EXERCISE INSTRUCTIONS
Across the records, count every line that includes "label" and give the number by itself.

LISTED RECORDS
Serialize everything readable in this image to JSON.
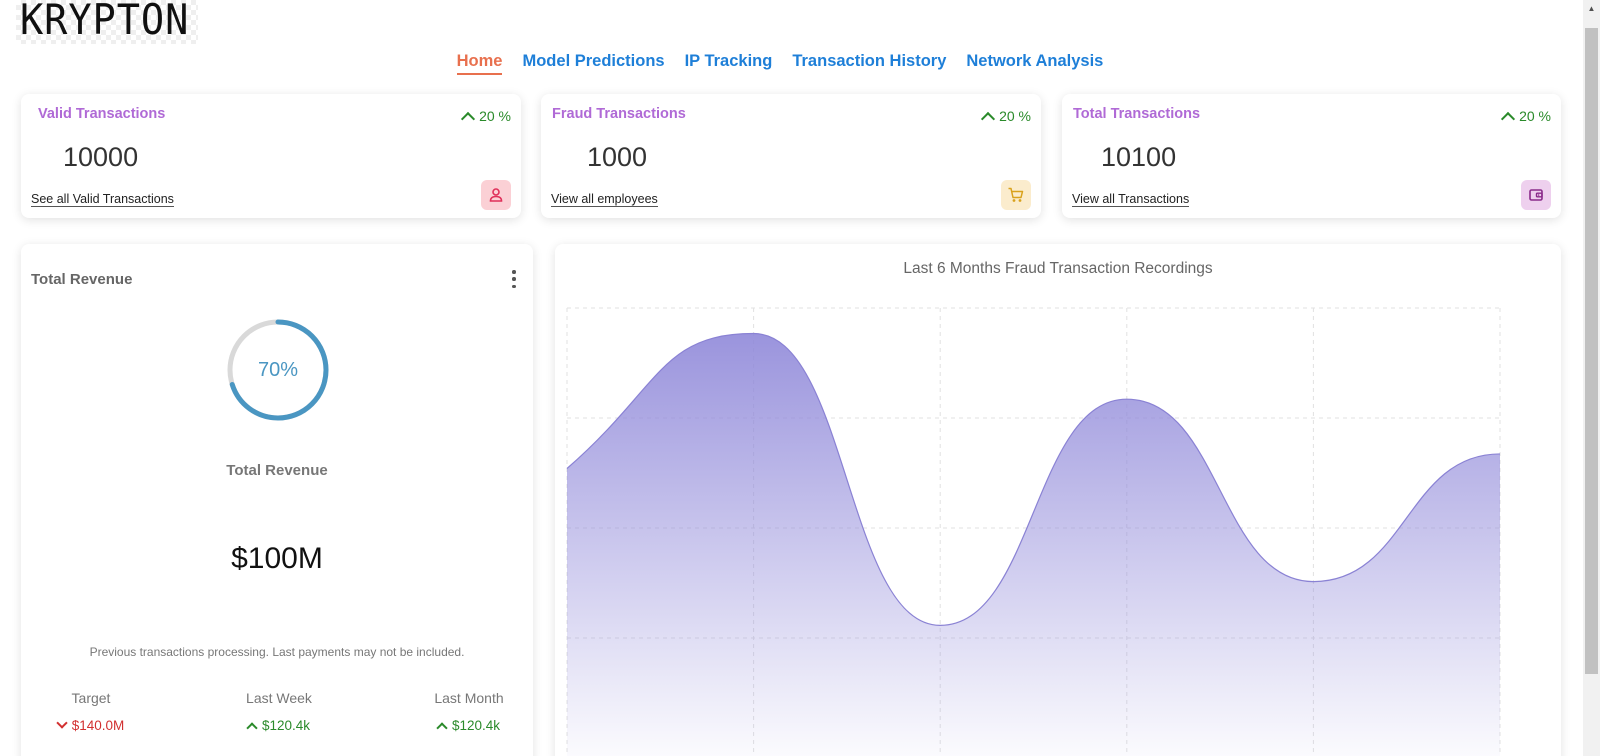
{
  "logo": {
    "text": "KRYPTON"
  },
  "nav": {
    "items": [
      {
        "label": "Home",
        "active": true
      },
      {
        "label": "Model Predictions",
        "active": false
      },
      {
        "label": "IP Tracking",
        "active": false
      },
      {
        "label": "Transaction History",
        "active": false
      },
      {
        "label": "Network Analysis",
        "active": false
      }
    ]
  },
  "stats": [
    {
      "title": "Valid Transactions",
      "change": "20 %",
      "value": "10000",
      "link": "See all Valid Transactions",
      "icon": "person-icon",
      "icon_color": "#e0305a",
      "icon_bg": "#fbd0d5"
    },
    {
      "title": "Fraud Transactions",
      "change": "20 %",
      "value": "1000",
      "link": "View all employees",
      "icon": "cart-icon",
      "icon_color": "#d9a21d",
      "icon_bg": "#fbeccd"
    },
    {
      "title": "Total Transactions",
      "change": "20 %",
      "value": "10100",
      "link": "View all Transactions",
      "icon": "wallet-icon",
      "icon_color": "#8a2a8a",
      "icon_bg": "#eed0ee"
    }
  ],
  "revenue": {
    "title": "Total Revenue",
    "percent": "70%",
    "percent_value": 0.7,
    "subtitle": "Total Revenue",
    "amount": "$100M",
    "note": "Previous transactions processing. Last payments may not be included.",
    "metrics": [
      {
        "label": "Target",
        "value": "$140.0M",
        "trend": "down"
      },
      {
        "label": "Last Week",
        "value": "$120.4k",
        "trend": "up"
      },
      {
        "label": "Last Month",
        "value": "$120.4k",
        "trend": "up"
      }
    ]
  },
  "chart_data": {
    "type": "area",
    "title": "Last 6 Months Fraud Transaction Recordings",
    "x": [
      0,
      1,
      2,
      3,
      4,
      5
    ],
    "values": [
      61,
      98,
      18,
      80,
      30,
      65
    ],
    "ylim": [
      -20,
      105
    ],
    "grid": true,
    "color": "#8f88d9"
  }
}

EXERCISE RESULT
8